▶ **Exercise details**:
Copy out every line from the records that includes "data".

▶ **Provided records**:
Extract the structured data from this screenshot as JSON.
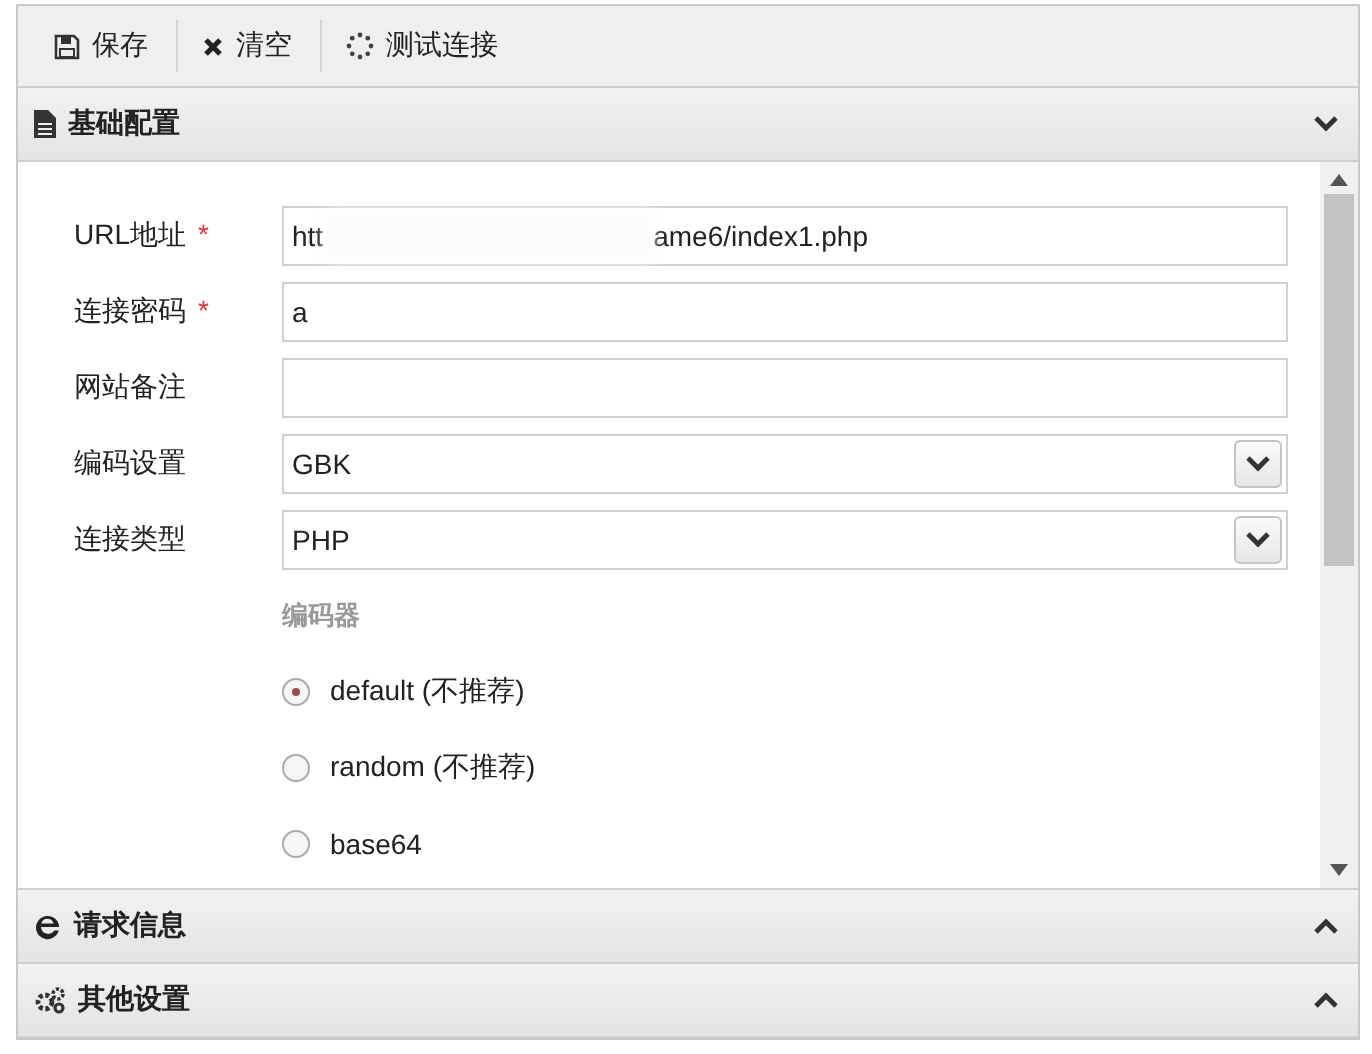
{
  "toolbar": [
    {
      "label": "保存"
    },
    {
      "label": "清空"
    },
    {
      "label": "测试连接"
    }
  ],
  "sections": [
    {
      "title": "基础配置",
      "expanded": true,
      "fields": [
        {
          "kind": "text",
          "label": "URL地址",
          "required_mark": "*",
          "value_start": "htt",
          "value_end": "ame6/index1.php"
        },
        {
          "kind": "text",
          "label": "连接密码",
          "required_mark": "*",
          "value_start": "a"
        },
        {
          "kind": "text",
          "label": "网站备注"
        },
        {
          "kind": "select",
          "label": "编码设置",
          "value_start": "GBK"
        },
        {
          "kind": "select",
          "label": "连接类型",
          "value_start": "PHP"
        }
      ],
      "encoder": {
        "title": "编码器",
        "options": [
          {
            "label": "default (不推荐)",
            "selected": true
          },
          {
            "label": "random (不推荐)",
            "selected": false
          },
          {
            "label": "base64",
            "selected": false
          }
        ]
      }
    },
    {
      "title": "请求信息",
      "expanded": false
    },
    {
      "title": "其他设置",
      "expanded": false
    }
  ]
}
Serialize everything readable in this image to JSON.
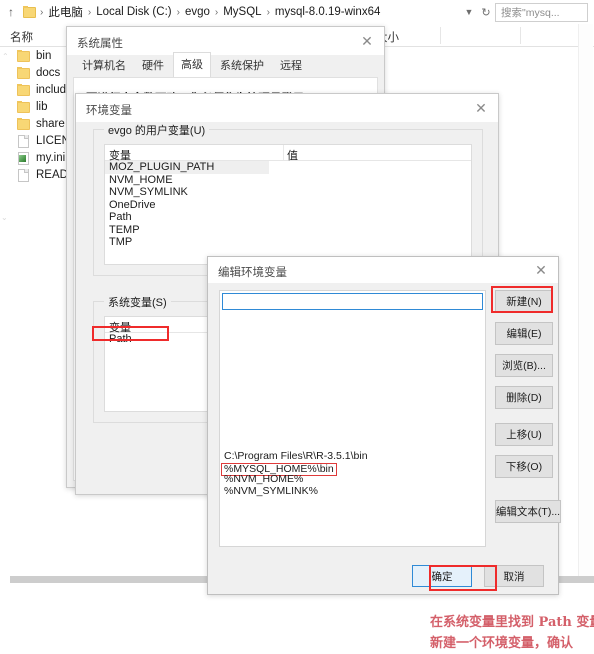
{
  "explorer": {
    "up_icon": "up-arrow-icon",
    "breadcrumbs": [
      "此电脑",
      "Local Disk (C:)",
      "evgo",
      "MySQL",
      "mysql-8.0.19-winx64"
    ],
    "separator": "›",
    "dropdown_icon": "chevron-down-icon",
    "refresh_icon": "refresh-icon",
    "search_placeholder": "搜索\"mysq...",
    "columns": {
      "name": "名称",
      "size": "大小"
    },
    "files": [
      {
        "name": "bin",
        "type": "folder"
      },
      {
        "name": "docs",
        "type": "folder"
      },
      {
        "name": "include",
        "type": "folder"
      },
      {
        "name": "lib",
        "type": "folder"
      },
      {
        "name": "share",
        "type": "folder"
      },
      {
        "name": "LICENSE",
        "type": "file"
      },
      {
        "name": "my.ini",
        "type": "ini"
      },
      {
        "name": "README",
        "type": "file"
      }
    ]
  },
  "system_properties": {
    "title": "系统属性",
    "close_icon": "close-icon",
    "tabs": [
      {
        "label": "计算机名",
        "active": false
      },
      {
        "label": "硬件",
        "active": false
      },
      {
        "label": "高级",
        "active": true
      },
      {
        "label": "系统保护",
        "active": false
      },
      {
        "label": "远程",
        "active": false
      }
    ],
    "note": "要进行大多数更改，你必须作为管理员登录。"
  },
  "environment_variables": {
    "title": "环境变量",
    "close_icon": "close-icon",
    "user_group_label": "evgo 的用户变量(U)",
    "system_group_label": "系统变量(S)",
    "columns": {
      "variable": "变量",
      "value": "值"
    },
    "user_variables": [
      {
        "name": "MOZ_PLUGIN_PATH",
        "value": "",
        "selected": true
      },
      {
        "name": "NVM_HOME",
        "value": "",
        "selected": false
      },
      {
        "name": "NVM_SYMLINK",
        "value": "",
        "selected": false
      },
      {
        "name": "OneDrive",
        "value": "",
        "selected": false
      },
      {
        "name": "Path",
        "value": "",
        "selected": false
      },
      {
        "name": "TEMP",
        "value": "",
        "selected": false
      },
      {
        "name": "TMP",
        "value": "",
        "selected": false
      }
    ],
    "system_variables": [
      {
        "name": "Path",
        "value": "",
        "highlighted": true
      }
    ]
  },
  "edit_environment_variable": {
    "title": "编辑环境变量",
    "close_icon": "close-icon",
    "editing_row_value": "",
    "entries": [
      {
        "text": "C:\\Program Files\\R\\R-3.5.1\\bin",
        "boxed": false
      },
      {
        "text": "%MYSQL_HOME%\\bin",
        "boxed": true
      },
      {
        "text": "%NVM_HOME%",
        "boxed": false
      },
      {
        "text": "%NVM_SYMLINK%",
        "boxed": false
      }
    ],
    "buttons": [
      {
        "label": "新建(N)",
        "highlighted": true
      },
      {
        "label": "编辑(E)",
        "highlighted": false
      },
      {
        "label": "浏览(B)...",
        "highlighted": false
      },
      {
        "label": "删除(D)",
        "highlighted": false
      },
      {
        "label": "上移(U)",
        "highlighted": false
      },
      {
        "label": "下移(O)",
        "highlighted": false
      },
      {
        "label": "编辑文本(T)...",
        "highlighted": false
      }
    ],
    "ok_label": "确定",
    "cancel_label": "取消"
  },
  "annotation": {
    "line1": "在系统变量里找到 Path 变量，",
    "line2": "新建一个环境变量，确认",
    "color": "#d4606a"
  },
  "accent": {
    "selection_blue": "#1b8ad6",
    "highlight_red": "#ef2b2b",
    "folder_yellow": "#f8d775"
  }
}
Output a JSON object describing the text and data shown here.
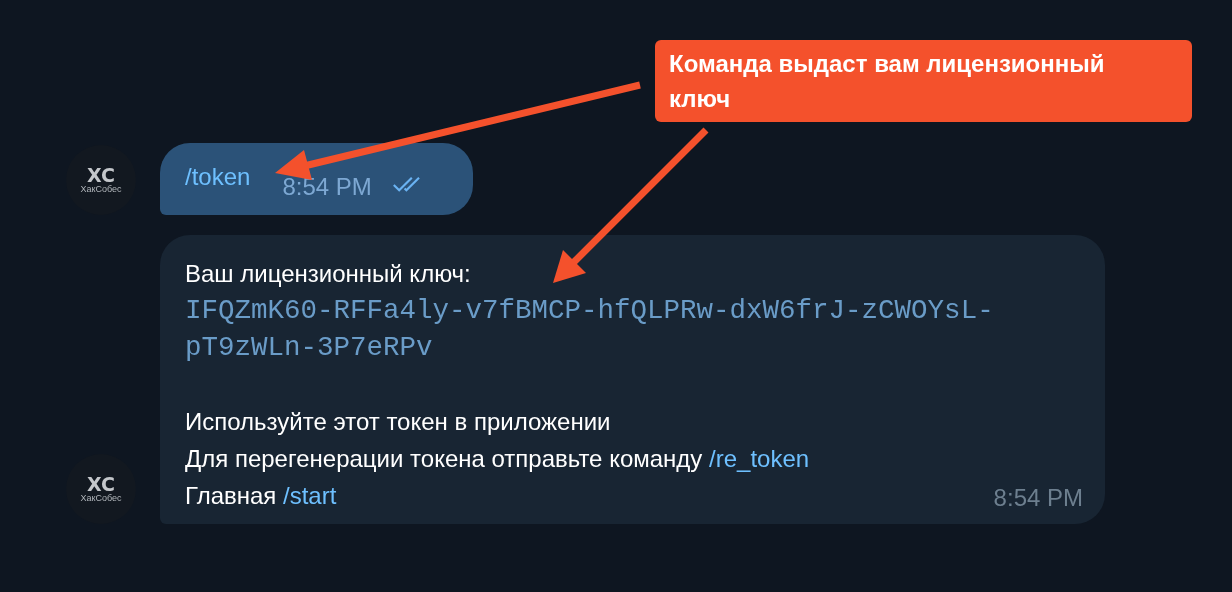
{
  "callout": {
    "text": "Команда выдаст вам лицензионный ключ"
  },
  "messages": [
    {
      "kind": "outgoing",
      "avatar": {
        "initials": "XC",
        "caption": "ХакСобес"
      },
      "command": "/token",
      "time": "8:54 PM",
      "read": true
    },
    {
      "kind": "incoming",
      "avatar": {
        "initials": "XC",
        "caption": "ХакСобес"
      },
      "paragraphs": [
        [
          {
            "kind": "text",
            "text": "Ваш лицензионный ключ:"
          },
          {
            "kind": "code",
            "text": "IFQZmK60-RFFa4ly-v7fBMCP-hfQLPRw-dxW6frJ-zCWOYsL-pT9zWLn-3P7eRPv"
          }
        ],
        [
          {
            "kind": "text",
            "text": "Используйте этот токен в приложении"
          },
          {
            "kind": "text",
            "text": "Для перегенерации токена отправьте команду ",
            "link": "/re_token"
          },
          {
            "kind": "text",
            "text": "Главная ",
            "link": "/start"
          }
        ]
      ],
      "time": "8:54 PM"
    }
  ]
}
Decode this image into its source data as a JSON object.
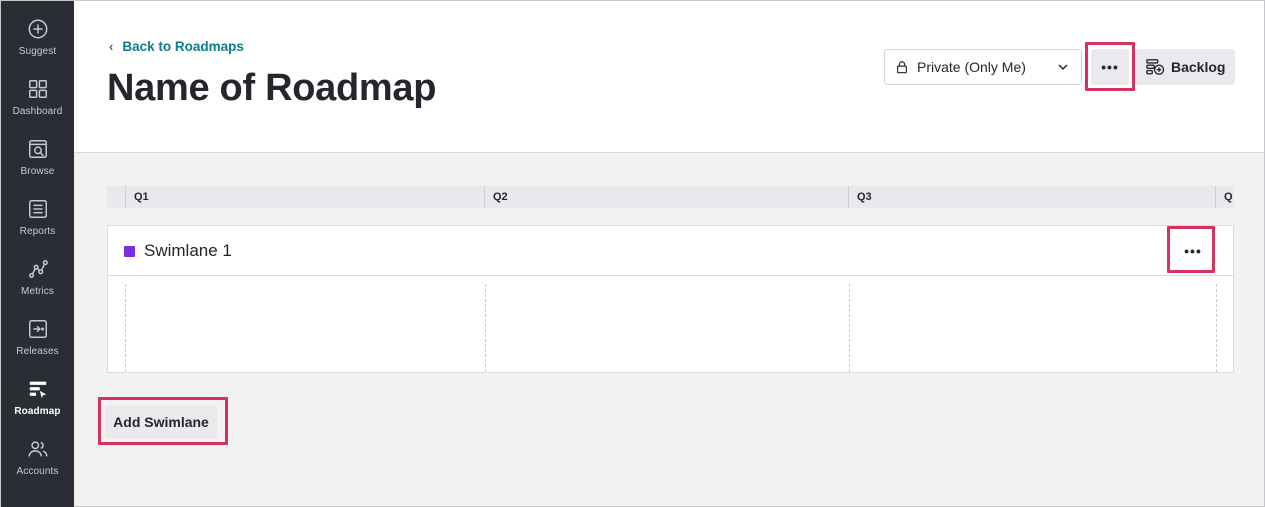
{
  "sidebar": {
    "items": [
      {
        "label": "Suggest",
        "icon": "plus-circle-icon"
      },
      {
        "label": "Dashboard",
        "icon": "grid-icon"
      },
      {
        "label": "Browse",
        "icon": "search-doc-icon"
      },
      {
        "label": "Reports",
        "icon": "list-doc-icon"
      },
      {
        "label": "Metrics",
        "icon": "nodes-icon"
      },
      {
        "label": "Releases",
        "icon": "release-icon"
      },
      {
        "label": "Roadmap",
        "icon": "roadmap-icon",
        "active": true
      },
      {
        "label": "Accounts",
        "icon": "users-icon"
      }
    ]
  },
  "header": {
    "back_label": "Back to Roadmaps",
    "title": "Name of Roadmap",
    "visibility_label": "Private (Only Me)",
    "more_label": "•••",
    "backlog_label": "Backlog"
  },
  "timeline": {
    "quarters": [
      "Q1",
      "Q2",
      "Q3",
      "Q"
    ]
  },
  "swimlane": {
    "name": "Swimlane 1",
    "color": "#7b2ee0",
    "more_label": "•••"
  },
  "actions": {
    "add_swimlane_label": "Add Swimlane"
  },
  "colors": {
    "accent_link": "#0e7c8a",
    "highlight": "#d7315f",
    "sidebar_bg": "#2b2d35"
  }
}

▶ **Task output**:
Extract the structured data from this screenshot as JSON.
Output a JSON object describing the text and data shown here.
Decode this image into its source data as a JSON object.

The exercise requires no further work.